Joyce Rankin: Testing, testing … just around the corner |

Joyce Rankin: Testing, testing … just around the corner

Joyce Rankin, member of the State Board of Education representing the 3rd Congressional District.
Courtesy Photo

Do you remember the Iowa Test of Basic Skills? Yikes, was it that long ago? ITBS, developed in 1935 by the University of Iowa, was administered as a tool for improving kindergarten through eighth-grade education. Students took tests at each grade level to determine how they were learning.

In 2017, Iowa’s new testing program, Next Generation Iowa Assessments, was rolled out. Nearly all of the school districts in Iowa currently use this assessment tool. Many other states are also using Iowa’s tests. Over the years other tests have been developed by different testing companies, and Colorado, it seems, has tried more than a few.

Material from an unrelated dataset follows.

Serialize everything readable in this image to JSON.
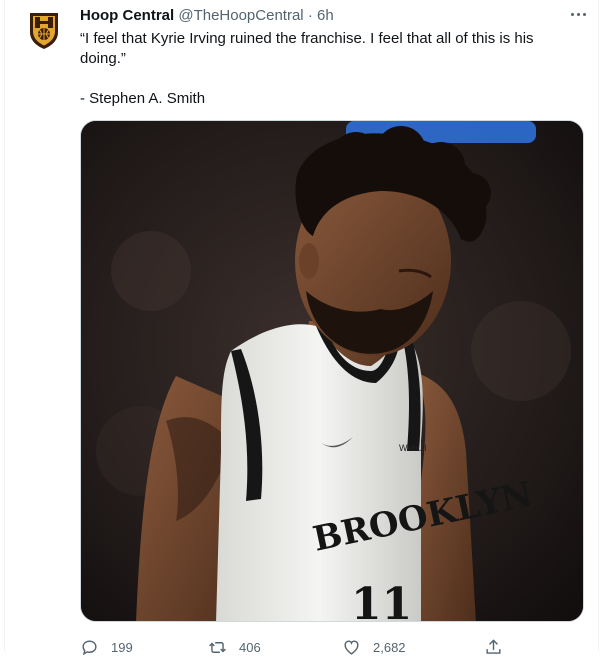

Colorado has changed tests over time, in attempts to align with the Colorado State Standards. There have been ongoing concerns with the time it takes to administer tests and turnaround time, but these times have improved.

Here is a review of the latest progression of testing in Colorado:

The Partnership for Assessment of Readiness for College and Careers — PARCC — test was replaced in 2017 in favor of the Colorado Measurements of Academic Standards — CMAS — tests in math and English language arts, a.k.a. reading, writing and arithmetic. These tests are 90 minutes shorter than previous tests.

CMAS tests are given every year from third to ninth grades. Social studies, which encompasses history, geography, civics and economics, is administered on a sampling basis with schools participating once every three years. Science tests are taken in fifth, eighth and 10th grades.

The college entrance exam, the SAT, is taken in 11th grade with the preliminary tests PSAT 9 and PSAT 10 given in ninth and 10th grades respectively. The meaning of the acronym SAT is complicated. Originally it stood for Scholastic Aptitude Test. Then the name changed to Scholastic Assessment Test. In 1997, the people who created the test announced that the acronym SAT no longer stands for anything.

This year testing will take place from April 9 to 27.

The SAT can be used for college admission and is known as a “high stakes” test. Students try to get the highest score possible, and there are strict protocols for test administration: students must sit at least four feet apart, if students talk, during the test, they will be dismissed and not receive scores, and students arriving after the exam begins are not admitted.

Last month the New York Post reported cheating by 200 students at a Bronx high school. Students broke every rule set forth by proctors of the exams. For such a high stakes test, it is imperative that strict protocol rules are followed.

We’ve gone from Iowa Tests of Basic Skills to SAT. But what about the Kuder Preference Test? Remember that one? When you finish taking it, you will get an idea of your career path. I just completed the free online version: I’m destined to be a teacher – whew!

Joyce Rankin, a retired teacher, is on the State Board of Education representing the 3rd Congressional District. 

Support Local Journalism

Support Local Journalism

Readers around Steamboat and Routt County make the Steamboat Pilot & Today’s work possible. Your financial contribution supports our efforts to deliver quality, locally relevant journalism.

Now more than ever, your support is critical to help us keep our community informed about the evolving coronavirus pandemic and the impact it is having locally. Every contribution, however large or small, will make a difference.

Each donation will be used exclusively for the development and creation of increased news coverage.

For tax deductible donations, click here.

Start a dialogue, stay on topic and be civil.
If you don't follow the rules, your comment may be deleted.

User Legend: iconModerator iconTrusted User

Guest Commentary

Writers on the Range: All-electric is the way to go


Thirteen-year-olds can AirDrop Simpsons memes from across the room, and artificial intelligence made chess masters like Garry Kasparov obsolete. But for all our technological advances, at home, we’re still cavemen.

See more